Write out the records in full, exactly as given, but without the images.

Provided records.
= = = =

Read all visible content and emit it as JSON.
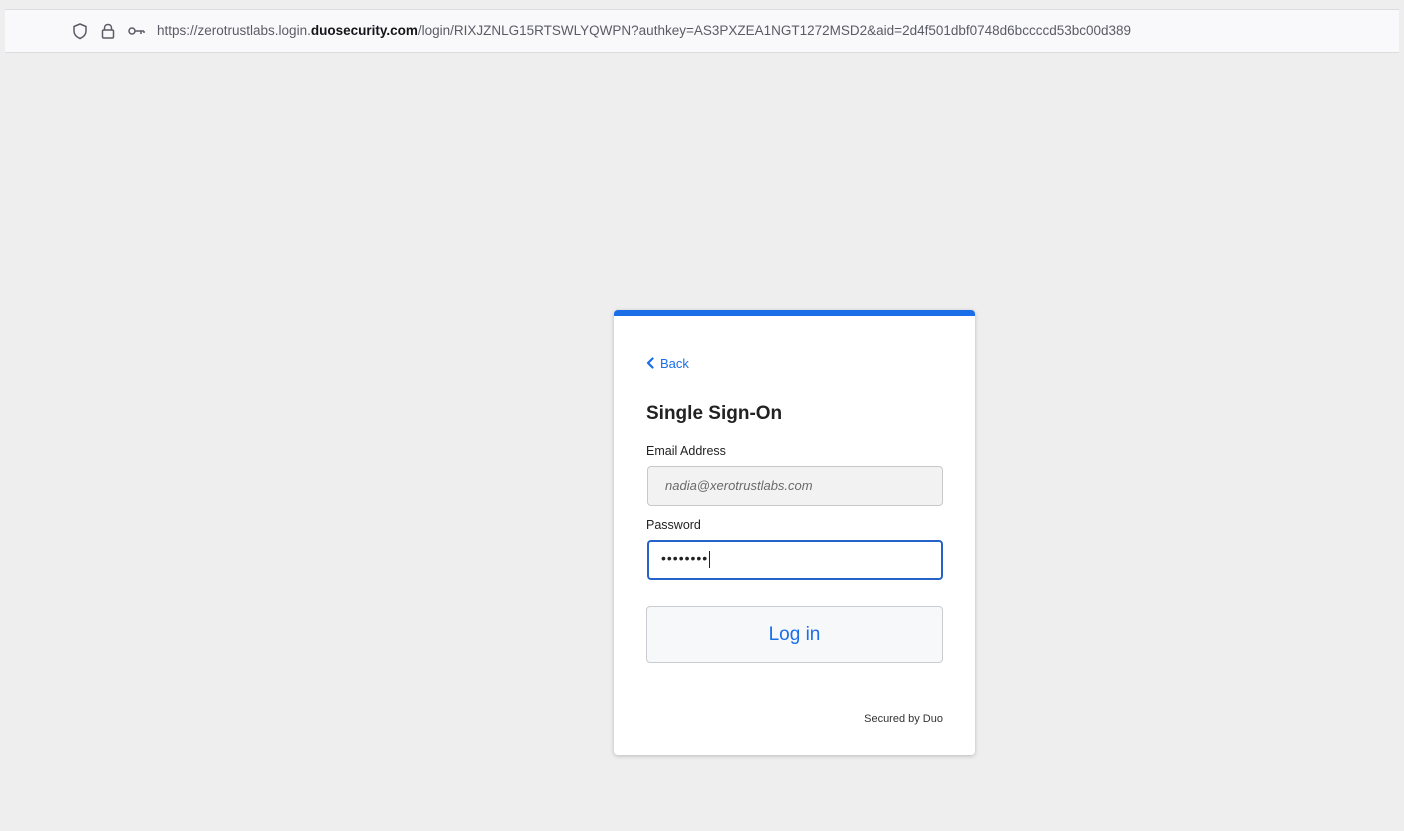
{
  "browser": {
    "url_prefix": "https://zerotrustlabs.login.",
    "url_domain": "duosecurity.com",
    "url_suffix": "/login/RIXJZNLG15RTSWLYQWPN?authkey=AS3PXZEA1NGT1272MSD2&aid=2d4f501dbf0748d6bccccd53bc00d389",
    "icons": [
      "shield-icon",
      "lock-icon",
      "key-icon"
    ]
  },
  "login_card": {
    "accent_color": "#1a6ee8",
    "back_label": "Back",
    "title": "Single Sign-On",
    "email": {
      "label": "Email Address",
      "value": "nadia@xerotrustlabs.com"
    },
    "password": {
      "label": "Password",
      "masked_value": "••••••••"
    },
    "login_button": "Log in",
    "footer": "Secured by Duo"
  }
}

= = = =

Exercise result.
Read all visible content and emit it as JSON.
{
  "browser": {
    "url_prefix": "https://zerotrustlabs.login.",
    "url_domain": "duosecurity.com",
    "url_suffix": "/login/RIXJZNLG15RTSWLYQWPN?authkey=AS3PXZEA1NGT1272MSD2&aid=2d4f501dbf0748d6bccccd53bc00d389",
    "icons": [
      "shield-icon",
      "lock-icon",
      "key-icon"
    ]
  },
  "login_card": {
    "accent_color": "#1a6ee8",
    "back_label": "Back",
    "title": "Single Sign-On",
    "email": {
      "label": "Email Address",
      "value": "nadia@xerotrustlabs.com"
    },
    "password": {
      "label": "Password",
      "masked_value": "••••••••"
    },
    "login_button": "Log in",
    "footer": "Secured by Duo"
  }
}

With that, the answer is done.